WHAT YOU WILL DO =
Look through the data below and count each line where the word "name" appears. Reply with the count alone.

SUPPLIED MATERIAL =
———

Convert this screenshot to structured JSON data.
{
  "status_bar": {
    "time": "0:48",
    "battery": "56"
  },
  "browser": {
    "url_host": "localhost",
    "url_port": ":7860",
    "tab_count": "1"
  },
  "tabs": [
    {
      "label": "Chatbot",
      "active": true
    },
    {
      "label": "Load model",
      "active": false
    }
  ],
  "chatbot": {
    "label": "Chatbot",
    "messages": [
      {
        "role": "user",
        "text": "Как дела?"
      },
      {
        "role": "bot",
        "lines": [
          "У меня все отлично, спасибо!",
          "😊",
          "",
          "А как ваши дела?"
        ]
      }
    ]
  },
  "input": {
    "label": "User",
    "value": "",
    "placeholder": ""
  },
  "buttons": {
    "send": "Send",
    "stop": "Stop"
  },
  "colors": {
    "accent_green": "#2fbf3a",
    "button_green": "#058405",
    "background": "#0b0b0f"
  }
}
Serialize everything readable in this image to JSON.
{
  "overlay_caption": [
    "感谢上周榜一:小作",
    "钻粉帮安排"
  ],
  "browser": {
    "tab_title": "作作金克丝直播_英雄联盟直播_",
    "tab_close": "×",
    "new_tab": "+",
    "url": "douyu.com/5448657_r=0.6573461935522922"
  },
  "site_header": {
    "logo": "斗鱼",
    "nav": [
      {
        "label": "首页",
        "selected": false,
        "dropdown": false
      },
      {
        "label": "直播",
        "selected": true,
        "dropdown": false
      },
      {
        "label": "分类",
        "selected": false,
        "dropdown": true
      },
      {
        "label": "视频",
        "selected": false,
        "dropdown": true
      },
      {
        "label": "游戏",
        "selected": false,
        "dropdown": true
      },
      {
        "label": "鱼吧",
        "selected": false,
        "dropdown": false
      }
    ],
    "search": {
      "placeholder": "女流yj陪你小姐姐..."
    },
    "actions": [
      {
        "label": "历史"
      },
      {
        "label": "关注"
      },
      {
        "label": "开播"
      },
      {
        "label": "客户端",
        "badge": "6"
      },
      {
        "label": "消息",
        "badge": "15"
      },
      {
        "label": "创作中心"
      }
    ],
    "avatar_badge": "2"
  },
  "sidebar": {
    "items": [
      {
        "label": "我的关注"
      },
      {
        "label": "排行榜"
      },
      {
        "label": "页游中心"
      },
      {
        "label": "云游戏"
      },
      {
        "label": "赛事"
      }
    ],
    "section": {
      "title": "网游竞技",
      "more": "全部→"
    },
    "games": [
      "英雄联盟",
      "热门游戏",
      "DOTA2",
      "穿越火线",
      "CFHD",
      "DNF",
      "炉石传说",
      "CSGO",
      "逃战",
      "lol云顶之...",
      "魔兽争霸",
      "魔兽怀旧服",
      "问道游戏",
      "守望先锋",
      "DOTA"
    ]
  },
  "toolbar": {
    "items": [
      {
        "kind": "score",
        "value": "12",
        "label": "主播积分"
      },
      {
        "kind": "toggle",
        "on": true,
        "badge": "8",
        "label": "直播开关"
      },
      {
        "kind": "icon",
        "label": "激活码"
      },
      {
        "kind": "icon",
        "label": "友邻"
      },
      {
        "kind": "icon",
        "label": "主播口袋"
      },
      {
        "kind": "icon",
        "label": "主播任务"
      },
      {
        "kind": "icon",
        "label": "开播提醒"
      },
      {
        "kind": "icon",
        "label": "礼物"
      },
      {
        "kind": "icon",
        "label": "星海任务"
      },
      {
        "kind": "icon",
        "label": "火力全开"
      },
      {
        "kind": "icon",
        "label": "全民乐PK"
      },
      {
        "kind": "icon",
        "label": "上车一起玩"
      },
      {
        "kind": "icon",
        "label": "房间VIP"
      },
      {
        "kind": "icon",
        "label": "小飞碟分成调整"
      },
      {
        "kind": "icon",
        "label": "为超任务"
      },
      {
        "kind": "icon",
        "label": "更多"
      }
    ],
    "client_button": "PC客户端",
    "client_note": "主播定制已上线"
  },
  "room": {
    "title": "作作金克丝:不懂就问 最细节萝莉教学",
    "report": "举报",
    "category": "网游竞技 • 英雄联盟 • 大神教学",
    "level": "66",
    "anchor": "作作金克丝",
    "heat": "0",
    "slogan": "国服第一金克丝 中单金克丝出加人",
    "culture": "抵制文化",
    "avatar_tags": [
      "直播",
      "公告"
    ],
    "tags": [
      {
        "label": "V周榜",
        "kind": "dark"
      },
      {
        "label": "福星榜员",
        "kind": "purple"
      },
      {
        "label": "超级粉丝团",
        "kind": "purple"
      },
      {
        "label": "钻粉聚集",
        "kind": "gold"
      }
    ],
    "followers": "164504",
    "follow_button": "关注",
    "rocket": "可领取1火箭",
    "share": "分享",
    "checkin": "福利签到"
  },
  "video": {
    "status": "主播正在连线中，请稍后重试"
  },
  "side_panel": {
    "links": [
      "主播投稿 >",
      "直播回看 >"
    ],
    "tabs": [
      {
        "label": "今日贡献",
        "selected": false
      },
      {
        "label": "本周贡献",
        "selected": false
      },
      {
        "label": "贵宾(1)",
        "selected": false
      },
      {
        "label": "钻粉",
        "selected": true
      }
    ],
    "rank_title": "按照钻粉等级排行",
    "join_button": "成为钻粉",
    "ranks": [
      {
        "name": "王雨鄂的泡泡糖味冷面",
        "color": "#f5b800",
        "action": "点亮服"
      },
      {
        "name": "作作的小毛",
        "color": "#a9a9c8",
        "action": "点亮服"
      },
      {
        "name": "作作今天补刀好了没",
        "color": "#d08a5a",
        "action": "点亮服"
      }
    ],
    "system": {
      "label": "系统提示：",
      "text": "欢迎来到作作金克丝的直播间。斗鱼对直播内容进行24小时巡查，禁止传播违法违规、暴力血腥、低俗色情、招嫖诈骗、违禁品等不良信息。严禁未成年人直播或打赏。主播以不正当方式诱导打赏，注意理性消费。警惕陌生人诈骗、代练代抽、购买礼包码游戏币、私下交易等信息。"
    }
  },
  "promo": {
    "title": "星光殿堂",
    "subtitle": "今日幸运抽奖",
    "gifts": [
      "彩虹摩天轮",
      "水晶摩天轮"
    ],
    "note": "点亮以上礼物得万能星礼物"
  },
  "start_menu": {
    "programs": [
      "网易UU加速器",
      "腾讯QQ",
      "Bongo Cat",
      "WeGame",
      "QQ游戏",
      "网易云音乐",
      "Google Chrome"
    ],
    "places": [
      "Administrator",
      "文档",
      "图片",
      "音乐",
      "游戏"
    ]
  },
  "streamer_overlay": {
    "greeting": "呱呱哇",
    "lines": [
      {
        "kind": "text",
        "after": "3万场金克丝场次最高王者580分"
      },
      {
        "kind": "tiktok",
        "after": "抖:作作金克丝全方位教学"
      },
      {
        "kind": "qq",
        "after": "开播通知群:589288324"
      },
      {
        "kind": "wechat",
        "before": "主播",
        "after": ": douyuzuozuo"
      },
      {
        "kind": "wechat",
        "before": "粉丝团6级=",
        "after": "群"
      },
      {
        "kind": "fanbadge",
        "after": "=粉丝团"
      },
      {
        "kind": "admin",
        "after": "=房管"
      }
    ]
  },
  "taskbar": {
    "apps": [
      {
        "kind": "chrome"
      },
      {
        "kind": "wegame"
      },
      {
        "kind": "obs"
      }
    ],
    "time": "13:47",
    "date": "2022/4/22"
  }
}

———

ANSWER BELOW =
3